So the decline in the reoffending rate above could be because the police and courts are getting less effective at getting convictions and giving cautions.

And we have to ask this because the government hasn’t presented any cause and effect evidence which shows that offending rates are going down because of any of their social policies.

A second set of data from the Home Office which shows the outcomes of offences (what happens to a crime after it is reported and recorded by the police in England and Wales) show that charge rates have plummeted, down by 10% from 2014-15 to the 12 months ending September 2022 to 5.5%, and the caution rate has gone from 4.6% to 1%.

Just to emphasis this: the trend in the charge rate for crimes is:

  • 2014/15: 15.5% of crimes were formally charged, or 1/7 crimes resulted in a charge.
  • 2022: 5.5% of crimes were formally charged. Or 1/20 crimes resulted in a charge.

That is a drastic change in just seven years suggesting there is something going very wrong with the Criminal Justice System: the numbers of known offences which are dealt with by the prosecution services has fallen by two thirds in seven years. Surely this must be having an impact on the numbers of ex offenders

Why are the charging and cautioning rates falling?

According to Shaw a combination of two factors explain this:

  1. There has been a changing in the mix of offences, with an increase in the number of sexual offences which tend to be more complex and more difficult to process so less likely to result in a charge or caution.
  2. Police officer numbers fell from almost 144 000 in 2010 to 123 000 in to 2019, a drop of around 21 000

This combination of increasingly complex offences and fewer police officers means that fewer crimes are getting processed and such low rates of charging and cautioning suggest that criminals have got a license to get away with crime.

Statistical analysis paints quite a different picture to Dominic Raab’s spin!

Signposting and sources
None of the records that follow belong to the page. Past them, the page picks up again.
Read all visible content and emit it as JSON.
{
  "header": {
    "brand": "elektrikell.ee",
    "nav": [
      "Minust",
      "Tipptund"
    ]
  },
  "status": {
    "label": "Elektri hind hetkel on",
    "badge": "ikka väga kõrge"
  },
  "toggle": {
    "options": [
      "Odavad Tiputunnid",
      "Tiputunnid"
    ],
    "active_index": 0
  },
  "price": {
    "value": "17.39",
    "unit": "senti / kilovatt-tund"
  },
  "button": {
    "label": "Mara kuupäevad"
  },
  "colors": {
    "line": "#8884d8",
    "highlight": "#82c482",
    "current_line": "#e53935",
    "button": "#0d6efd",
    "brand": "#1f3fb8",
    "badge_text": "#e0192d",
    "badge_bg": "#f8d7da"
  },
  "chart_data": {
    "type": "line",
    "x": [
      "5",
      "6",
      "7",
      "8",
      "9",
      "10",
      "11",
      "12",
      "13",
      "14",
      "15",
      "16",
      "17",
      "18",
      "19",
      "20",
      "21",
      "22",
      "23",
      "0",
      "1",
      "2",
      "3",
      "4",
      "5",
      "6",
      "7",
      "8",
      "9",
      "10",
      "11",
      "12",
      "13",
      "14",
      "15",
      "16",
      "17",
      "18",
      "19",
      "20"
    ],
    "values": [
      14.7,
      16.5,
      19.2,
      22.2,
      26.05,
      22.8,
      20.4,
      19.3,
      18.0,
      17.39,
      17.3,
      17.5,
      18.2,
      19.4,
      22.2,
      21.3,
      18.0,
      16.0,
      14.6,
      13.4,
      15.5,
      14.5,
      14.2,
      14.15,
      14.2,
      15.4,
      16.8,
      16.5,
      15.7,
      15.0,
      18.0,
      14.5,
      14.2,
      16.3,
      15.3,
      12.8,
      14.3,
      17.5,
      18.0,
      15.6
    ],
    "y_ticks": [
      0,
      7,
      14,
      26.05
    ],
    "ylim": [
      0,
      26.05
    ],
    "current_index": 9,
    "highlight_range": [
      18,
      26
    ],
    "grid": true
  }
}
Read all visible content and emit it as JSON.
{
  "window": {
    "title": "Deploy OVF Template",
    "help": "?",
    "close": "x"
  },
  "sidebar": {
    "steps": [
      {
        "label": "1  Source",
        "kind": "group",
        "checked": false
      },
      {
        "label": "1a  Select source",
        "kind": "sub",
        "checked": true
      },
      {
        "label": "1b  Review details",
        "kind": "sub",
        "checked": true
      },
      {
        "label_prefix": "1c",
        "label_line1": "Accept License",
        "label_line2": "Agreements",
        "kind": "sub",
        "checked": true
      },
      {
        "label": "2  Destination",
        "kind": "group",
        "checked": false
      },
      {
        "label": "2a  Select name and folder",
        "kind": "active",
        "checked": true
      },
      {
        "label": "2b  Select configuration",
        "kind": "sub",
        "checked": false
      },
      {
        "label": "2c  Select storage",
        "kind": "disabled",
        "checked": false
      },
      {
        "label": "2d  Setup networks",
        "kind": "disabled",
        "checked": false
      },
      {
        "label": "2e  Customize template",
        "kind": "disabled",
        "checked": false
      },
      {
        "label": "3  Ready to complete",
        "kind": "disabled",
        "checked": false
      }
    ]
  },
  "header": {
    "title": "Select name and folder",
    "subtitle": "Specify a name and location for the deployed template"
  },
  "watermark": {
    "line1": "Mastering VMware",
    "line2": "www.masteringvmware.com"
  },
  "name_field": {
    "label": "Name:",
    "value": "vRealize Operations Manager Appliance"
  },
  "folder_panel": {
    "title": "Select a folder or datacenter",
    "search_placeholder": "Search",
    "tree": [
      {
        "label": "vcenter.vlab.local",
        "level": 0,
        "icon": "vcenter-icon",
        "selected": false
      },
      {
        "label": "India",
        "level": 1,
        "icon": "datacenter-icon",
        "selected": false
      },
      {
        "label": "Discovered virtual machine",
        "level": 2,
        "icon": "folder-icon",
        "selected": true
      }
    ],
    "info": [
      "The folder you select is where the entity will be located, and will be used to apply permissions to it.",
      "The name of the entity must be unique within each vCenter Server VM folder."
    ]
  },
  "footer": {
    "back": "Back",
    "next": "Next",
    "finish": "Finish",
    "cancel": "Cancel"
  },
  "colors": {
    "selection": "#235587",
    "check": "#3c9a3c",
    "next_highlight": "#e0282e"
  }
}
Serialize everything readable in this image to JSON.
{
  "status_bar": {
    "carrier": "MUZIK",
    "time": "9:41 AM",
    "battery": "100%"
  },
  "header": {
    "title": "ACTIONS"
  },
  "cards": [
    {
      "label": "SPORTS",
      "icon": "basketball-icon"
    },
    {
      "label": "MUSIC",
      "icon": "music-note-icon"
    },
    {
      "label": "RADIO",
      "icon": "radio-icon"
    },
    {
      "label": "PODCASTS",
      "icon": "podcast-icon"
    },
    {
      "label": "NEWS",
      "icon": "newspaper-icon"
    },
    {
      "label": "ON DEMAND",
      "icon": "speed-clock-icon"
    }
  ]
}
This material should be a useful update for anyone studying the Crime and Deviance topic as part of their A-level sociology course, or criminology more generally!

(1) More or Less: Behind the Stats, February 2023